The storage projection does hinge on Asia’s liquefied natural gas demand staying at current levels, although this is not an unreasonable expectation. In the power sector, record-high wind and solar generation in 2023, combined with continued electricity demand destruction, have kept gas burn in the power sector in check, despite a recovery in the relative economics of gas plants compared to coal.
BNEF observes lignite-to-gas fuel switching in Germany. The decline in gas prices has made gas plants cheaper to run than lignite-powered plants in Germany. As a result, lignite’s share of fossil-fuel-fired generation in Germany dropped to 40% at the end of May, from 60% at the start of the month – for more, see BNEF’s European Power Markets Monitor. For the time being, gas generators are displacing only the least efficient lignite plants. To displace the remaining 4 gigawatts of highly efficient lignite assets, gas prices would have to dip below €20 per megawatt-hour ($22/MWh). They are currently around the €23.5/MWh mark.
Weather driving power prices in spring and summer
A mixed weather forecast for Europe suggests an easy June for power. Weather forecasters expect higher-than-average June temperatures over a band in Europe running from Ireland to Germany and Poland. At the same time, the Nordic and Mediterranean regions should see cooler weather. This should help keep gas use in Europe’s power sector over June in check.

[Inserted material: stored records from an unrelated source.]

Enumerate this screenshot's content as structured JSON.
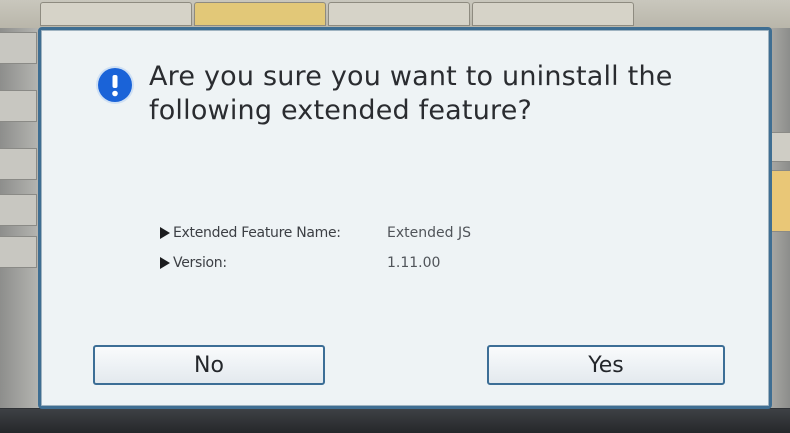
{
  "dialog": {
    "message": "Are you sure you want to uninstall the following extended feature?",
    "details": [
      {
        "label": "Extended Feature Name:",
        "value": "Extended JS"
      },
      {
        "label": "Version:",
        "value": "1.11.00"
      }
    ],
    "buttons": {
      "no": "No",
      "yes": "Yes"
    },
    "icon": "exclamation-info-icon"
  },
  "colors": {
    "dialog_border": "#3f6e92",
    "dialog_background": "#eef3f5",
    "icon_blue": "#1a63d8",
    "text": "#2a2c30"
  }
}
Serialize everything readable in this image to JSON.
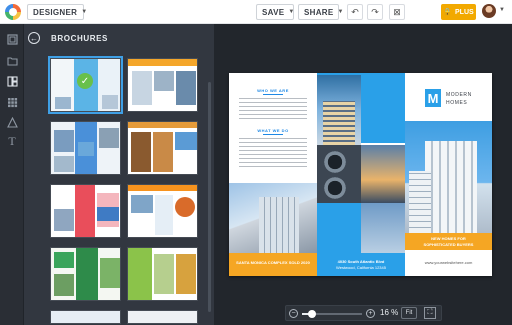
{
  "topbar": {
    "mode_label": "DESIGNER",
    "save_label": "SAVE",
    "share_label": "SHARE",
    "plus_label": "PLUS",
    "undo_icon": "undo-icon",
    "redo_icon": "redo-icon",
    "delete_icon": "delete-icon"
  },
  "rail": {
    "items": [
      "layout-icon",
      "folder-icon",
      "templates-icon",
      "grid-icon",
      "shapes-icon",
      "text-icon"
    ]
  },
  "panel": {
    "title": "BROCHURES",
    "thumbnails": [
      {
        "accent": "#5bb4e6",
        "selected": true
      },
      {
        "accent": "#f4a62a",
        "selected": false
      },
      {
        "accent": "#4a90d9",
        "selected": false
      },
      {
        "accent": "#e59b3a",
        "selected": false
      },
      {
        "accent": "#e94e5b",
        "selected": false
      },
      {
        "accent": "#f7931e",
        "selected": false
      },
      {
        "accent": "#3aa55b",
        "selected": false
      },
      {
        "accent": "#8bc34a",
        "selected": false
      }
    ]
  },
  "brochure": {
    "heading_who": "WHO WE ARE",
    "heading_what": "WHAT WE DO",
    "logo_letter": "M",
    "brand_line1": "MODERN",
    "brand_line2": "HOMES",
    "banner_left": "SANTA MONICA COMPLEX SOLD 2020",
    "address_line1": "4030 South Atlantic Blvd",
    "address_line2": "Westwood, California 12345",
    "banner_right_line1": "NEW HOMES FOR",
    "banner_right_line2": "SOPHISTICATED BUYERS",
    "website": "www.yourwebsitehere.com",
    "accent_blue": "#2aa0e8",
    "accent_orange": "#f5a623"
  },
  "zoom": {
    "value_label": "16 %",
    "fit_label": "Fit",
    "level": 0.16
  }
}
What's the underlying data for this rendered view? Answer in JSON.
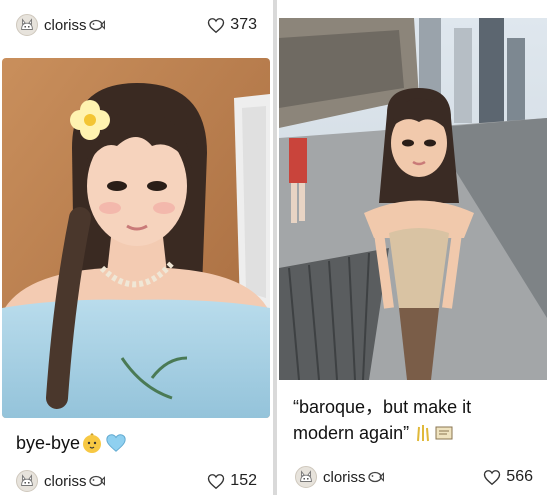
{
  "cards": [
    {
      "username": "cloriss",
      "likes": "373",
      "caption": "bye-bye",
      "caption_emoji": [
        "baby-chick",
        "blue-heart"
      ],
      "footer_username": "cloriss",
      "footer_likes": "152"
    },
    {
      "caption_line1": "“baroque，but make it",
      "caption_line2": "modern again”",
      "caption_emoji": [
        "sparkle",
        "scroll"
      ],
      "footer_username": "cloriss",
      "footer_likes": "566"
    }
  ],
  "colors": {
    "background": "#d9d9d9",
    "card": "#ffffff",
    "text": "#111111",
    "heart_outline": "#333333"
  }
}
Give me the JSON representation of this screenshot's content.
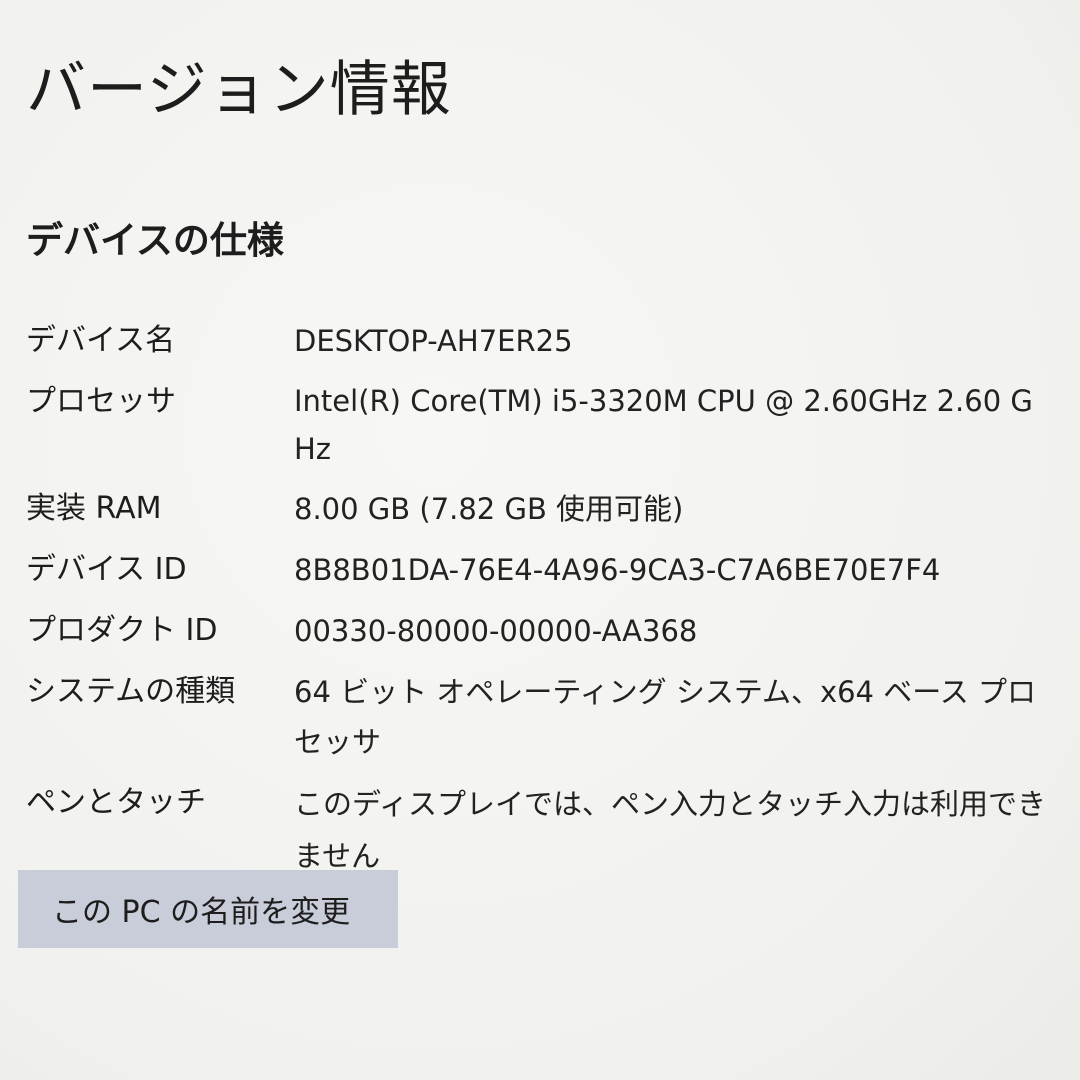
{
  "page": {
    "title": "バージョン情報"
  },
  "device_specs": {
    "heading": "デバイスの仕様",
    "rows": [
      {
        "label": "デバイス名",
        "value": "DESKTOP-AH7ER25"
      },
      {
        "label": "プロセッサ",
        "value": "Intel(R) Core(TM) i5-3320M CPU @ 2.60GHz   2.60 GHz"
      },
      {
        "label": "実装 RAM",
        "value": "8.00 GB (7.82 GB 使用可能)"
      },
      {
        "label": "デバイス ID",
        "value": "8B8B01DA-76E4-4A96-9CA3-C7A6BE70E7F4"
      },
      {
        "label": "プロダクト ID",
        "value": "00330-80000-00000-AA368"
      },
      {
        "label": "システムの種類",
        "value": "64 ビット オペレーティング システム、x64 ベース プロセッサ"
      },
      {
        "label": "ペンとタッチ",
        "value": "このディスプレイでは、ペン入力とタッチ入力は利用できません"
      }
    ],
    "rename_button_label": "この PC の名前を変更"
  },
  "colors": {
    "background": "#f3f3f1",
    "text": "#1d1d1d",
    "button_background": "#c9ccd9"
  }
}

Electricity demand in the countries expected to see higher temperatures, like Germany, is not as responsive to heat as in the Mediterranean region. At the same time, forecasters expect more rain in Southern Europe. This would help replenish hydro reservoirs in Spain and Italy, which have struggled to refill due to dry weather – for more, read Europe’s Hydro Recovery Muted as Reservoirs Conserve Water. A recovery in hydro reservoirs would drive an increase in hydropower generation, which is critical for keeping Southern European gas consumption down in the summer.
High solar generation brings negative power prices in Germany. On May 28, mid-day power prices in Germany turned negative, dropping to -€130/MWh, the lowest hourly price of the past six years. Solar generation rose to 38 gigawatts and combined with low weekend demand to drive prices down.
Such negative price events will become ever more common in Europe as variable renewables grow and legacy, inflexible thermal assets continue to operate as backup. This is a double-edged sword. On the one hand, negative price events provide the necessary investment signal to flexible technologies like batteries and demand response. On the other, they erode the investment signal for renewables – for more, see 2023 Spain Power Market Outlook.
RWE ups its climate ambition
RWE’s more ambitious climate plan is no easy task. On May 31, the utility announced plans to align its CO2 emissions reduction target with global efforts to limit warming to 1.5 degrees above pre-industrial levels. While lowering emissions is likely a one-way street for RWE, achieving this objective without suffering a loss in value will not be easy.
Market dynamics in the coming years are going to eat into the share of RWE’s fossil-fuel-fired generation, which contributed 69% of its total generation in 2022. At the same time, growing renewables, which supplied just 22% of RWE’s output last year, is going to be tough. Delays in permitting and grid construction make it hard to develop new projects and add a premium on ready-to-build projects.